[[ Information supplied, beginning ]]
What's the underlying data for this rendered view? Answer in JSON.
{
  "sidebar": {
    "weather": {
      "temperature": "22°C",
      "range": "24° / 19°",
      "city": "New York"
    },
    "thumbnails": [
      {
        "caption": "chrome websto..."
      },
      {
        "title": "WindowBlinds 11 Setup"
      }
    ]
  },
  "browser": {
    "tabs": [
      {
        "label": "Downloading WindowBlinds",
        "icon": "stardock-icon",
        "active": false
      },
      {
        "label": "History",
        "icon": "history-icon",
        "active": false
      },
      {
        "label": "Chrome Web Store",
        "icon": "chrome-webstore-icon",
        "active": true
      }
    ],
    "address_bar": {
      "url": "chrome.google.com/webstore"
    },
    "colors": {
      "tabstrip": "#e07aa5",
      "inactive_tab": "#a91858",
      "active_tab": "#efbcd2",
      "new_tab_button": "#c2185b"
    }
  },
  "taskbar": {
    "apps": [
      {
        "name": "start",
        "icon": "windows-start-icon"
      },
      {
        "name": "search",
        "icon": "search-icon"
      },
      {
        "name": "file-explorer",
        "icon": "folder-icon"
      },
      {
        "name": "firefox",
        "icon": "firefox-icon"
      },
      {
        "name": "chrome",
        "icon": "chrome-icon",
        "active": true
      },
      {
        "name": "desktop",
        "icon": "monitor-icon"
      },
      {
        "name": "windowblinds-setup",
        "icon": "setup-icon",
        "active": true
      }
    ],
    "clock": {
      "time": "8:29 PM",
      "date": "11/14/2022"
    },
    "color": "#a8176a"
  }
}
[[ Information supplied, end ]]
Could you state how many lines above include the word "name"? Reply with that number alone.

* **Response to the task**
7